3 Pages Essay MLA FORMAT
Analysis of experience: Clifford and Chance Essay
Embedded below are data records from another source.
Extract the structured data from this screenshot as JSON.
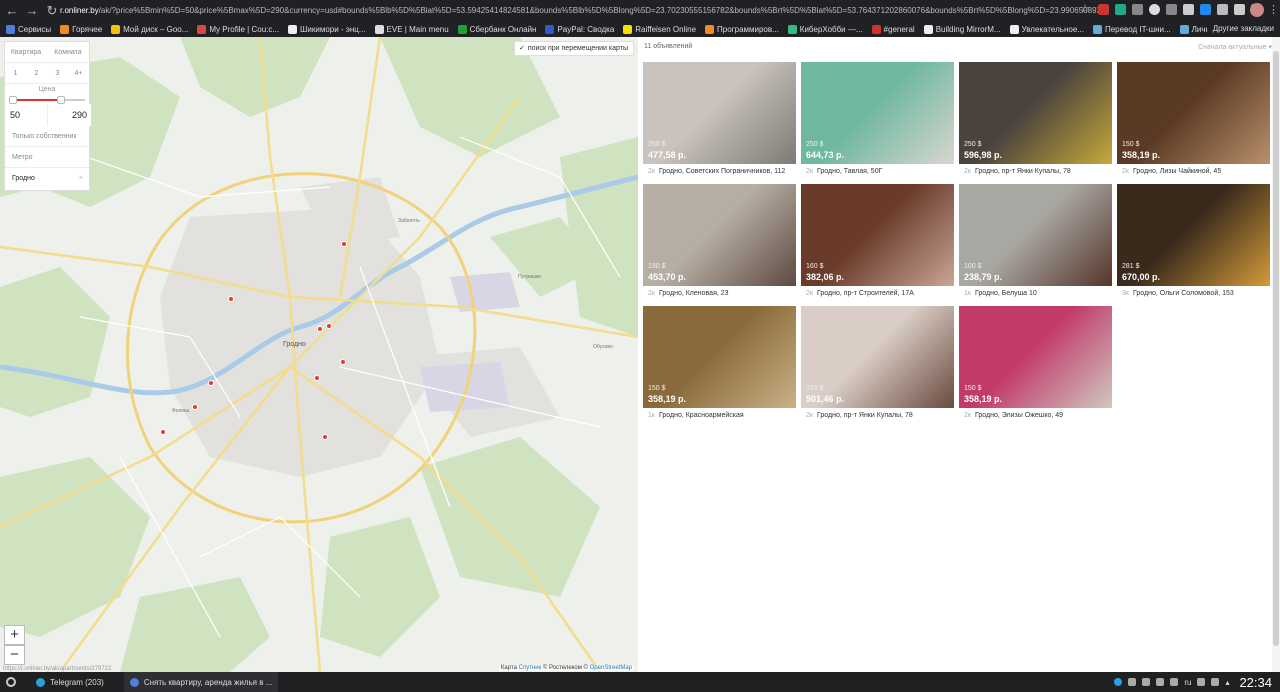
{
  "browser": {
    "url_host": "r.onliner.by",
    "url_rest": "/ak/?price%5Bmin%5D=50&price%5Bmax%5D=290&currency=usd#bounds%5Blb%5D%5Blat%5D=53.59425414824581&bounds%5Blb%5D%5Blong%5D=23.70230555156782&bounds%5Brt%5D%5Blat%5D=53.764371202860076&bounds%5Brt%5D%5Blong%5D=23.990650893269457"
  },
  "bookmarks": [
    {
      "label": "Сервисы",
      "color": "#4f7fd8"
    },
    {
      "label": "Горячее",
      "color": "#f08a24"
    },
    {
      "label": "Мой диск – Goo...",
      "color": "#f4c20d"
    },
    {
      "label": "My Profile | Cou:c...",
      "color": "#d44"
    },
    {
      "label": "Шикимори - энц...",
      "color": "#eee"
    },
    {
      "label": "EVE | Main menu",
      "color": "#ddd"
    },
    {
      "label": "Сбербанк Онлайн",
      "color": "#21a038"
    },
    {
      "label": "PayPal: Сводка",
      "color": "#2a5ec8"
    },
    {
      "label": "Raiffeisen Online",
      "color": "#f5e000"
    },
    {
      "label": "Программиров...",
      "color": "#f08a24"
    },
    {
      "label": "КиберХобби —...",
      "color": "#3b8"
    },
    {
      "label": "#general",
      "color": "#c33"
    },
    {
      "label": "Building MirrorM...",
      "color": "#eee"
    },
    {
      "label": "Увлекательное...",
      "color": "#eee"
    },
    {
      "label": "Перевод IT-шни...",
      "color": "#6ad"
    },
    {
      "label": "Личный опыт п...",
      "color": "#6ad"
    }
  ],
  "other_bookmarks": "Другие закладки",
  "filter": {
    "type_tabs": [
      "Квартира",
      "Комната"
    ],
    "rooms": [
      "1",
      "2",
      "3",
      "4+"
    ],
    "price_label": "Цена",
    "price_min": "50",
    "price_max": "290",
    "owner_only": "Только собственник",
    "metro": "Метро",
    "city": "Гродно",
    "clear": "×"
  },
  "map": {
    "search_on_move": "поиск при перемещении карты",
    "zoom_in": "+",
    "zoom_out": "−",
    "attribution_prefix": "Карта",
    "attribution_sputnik": "Спутник",
    "attribution_mid": "© Ростелеком ©",
    "attribution_osm": "OpenStreetMap",
    "status_url": "https://r.onliner.by/ak/apartments/279722",
    "labels": {
      "grodno": "Гродно",
      "folwarki": "Фолюш",
      "zapolye": "Заболоть",
      "putrishki": "Путришки",
      "obukhovo": "Обухово"
    }
  },
  "listings": {
    "count_label": "11 объявлений",
    "sort_label": "Сначала актуальные",
    "items": [
      {
        "usd": "250 $",
        "byn": "477,58 р.",
        "rooms": "2к",
        "address": "Гродно, Советских Пограничников, 112",
        "c1": "#c9c2bd",
        "c2": "#7e7a73"
      },
      {
        "usd": "250 $",
        "byn": "644,73 р.",
        "rooms": "2к",
        "address": "Гродно, Тавлая, 50Г",
        "c1": "#6fb7a0",
        "c2": "#d9d6cf"
      },
      {
        "usd": "250 $",
        "byn": "596,98 р.",
        "rooms": "2к",
        "address": "Гродно, пр-т Янки Купалы, 78",
        "c1": "#4a423d",
        "c2": "#c7a93c"
      },
      {
        "usd": "150 $",
        "byn": "358,19 р.",
        "rooms": "2к",
        "address": "Гродно, Лизы Чайкиной, 45",
        "c1": "#5b3a25",
        "c2": "#b9906a"
      },
      {
        "usd": "190 $",
        "byn": "453,70 р.",
        "rooms": "2к",
        "address": "Гродно, Кленовая, 23",
        "c1": "#b7aea3",
        "c2": "#5e4a42"
      },
      {
        "usd": "160 $",
        "byn": "382,06 р.",
        "rooms": "2к",
        "address": "Гродно, пр-т Строителей, 17А",
        "c1": "#6a3b2b",
        "c2": "#caa595"
      },
      {
        "usd": "100 $",
        "byn": "238,79 р.",
        "rooms": "1к",
        "address": "Гродно, Белуша 10",
        "c1": "#a9a7a2",
        "c2": "#54352a"
      },
      {
        "usd": "281 $",
        "byn": "670,00 р.",
        "rooms": "3к",
        "address": "Гродно, Ольги Соломовой, 153",
        "c1": "#3a2a1c",
        "c2": "#d49a3a"
      },
      {
        "usd": "150 $",
        "byn": "358,19 р.",
        "rooms": "1к",
        "address": "Гродно, Красноармейская",
        "c1": "#8a6a3c",
        "c2": "#c9b086"
      },
      {
        "usd": "210 $",
        "byn": "501,46 р.",
        "rooms": "2к",
        "address": "Гродно, пр-т Янки Купалы, 78",
        "c1": "#d9cdc5",
        "c2": "#6a4a3f"
      },
      {
        "usd": "150 $",
        "byn": "358,19 р.",
        "rooms": "2к",
        "address": "Гродно, Элизы Ожешко, 49",
        "c1": "#c23a6a",
        "c2": "#cfc8c0"
      }
    ]
  },
  "taskbar": {
    "items": [
      {
        "label": "Telegram (203)",
        "color": "#2aa1da"
      },
      {
        "label": "Снять квартиру, аренда жилья в ...",
        "color": "#4f7fd8"
      }
    ],
    "lang": "ru",
    "clock": "22:34"
  }
}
Table of Contents Introduction Motivation and organisational culture Components of organizational culture Employee motivation and its relation to culture Conclusion Reference List Introduction Organisations consist of different individuals that deal with disparate aspects that institutions require in order to increase profitability and ensure the smooth running of operations. In order to ensure there is order in the performance of every day tasks, most institutions set up an administrative hierarchy. The essence of the hierarchy is to facilitate a concise flow of commands from the top management to the lowest ranking employees and accountability and responsibility by every individual. However, certain issues arise regarding the execution of commands and the effects they have on the organisation. For instance, leaders have to ensure the fulfilment of a company’s goals through their actions at the work place and their formulae for decision-making and governance. Employees play their part in the productivity of a company by ensuring that their work is of high quality and that it is done in time and in accordance with the leaders’ instructions. This essay looks at issues regarding organisational culture, motivation, and teamwork coupled with the importance that each of these aspects bears in an organisation in relation to success and fulfilment of company goals. It explains some of the theories that contribute to these subjects and looks at the practical implications of these theories in relation to the every day operations of a company using Clifford Chance, a law firm based in London, as a case study. Motivation and organisational culture According to Friedman (2002), it is the moral obligation of every business to make profits. Various individuals working at a company in their different capacities thus have to ensure that their roles contribute to the overall productivity of the company. The task of ensuring that the company’s productivity remains high without compromising on the welfare of the employees and the organisation’s culture lies with the manager and at times this task may prove to be complex. One of the difficulties that the situation creates is the formulation of a form of balance between the three elements (Montana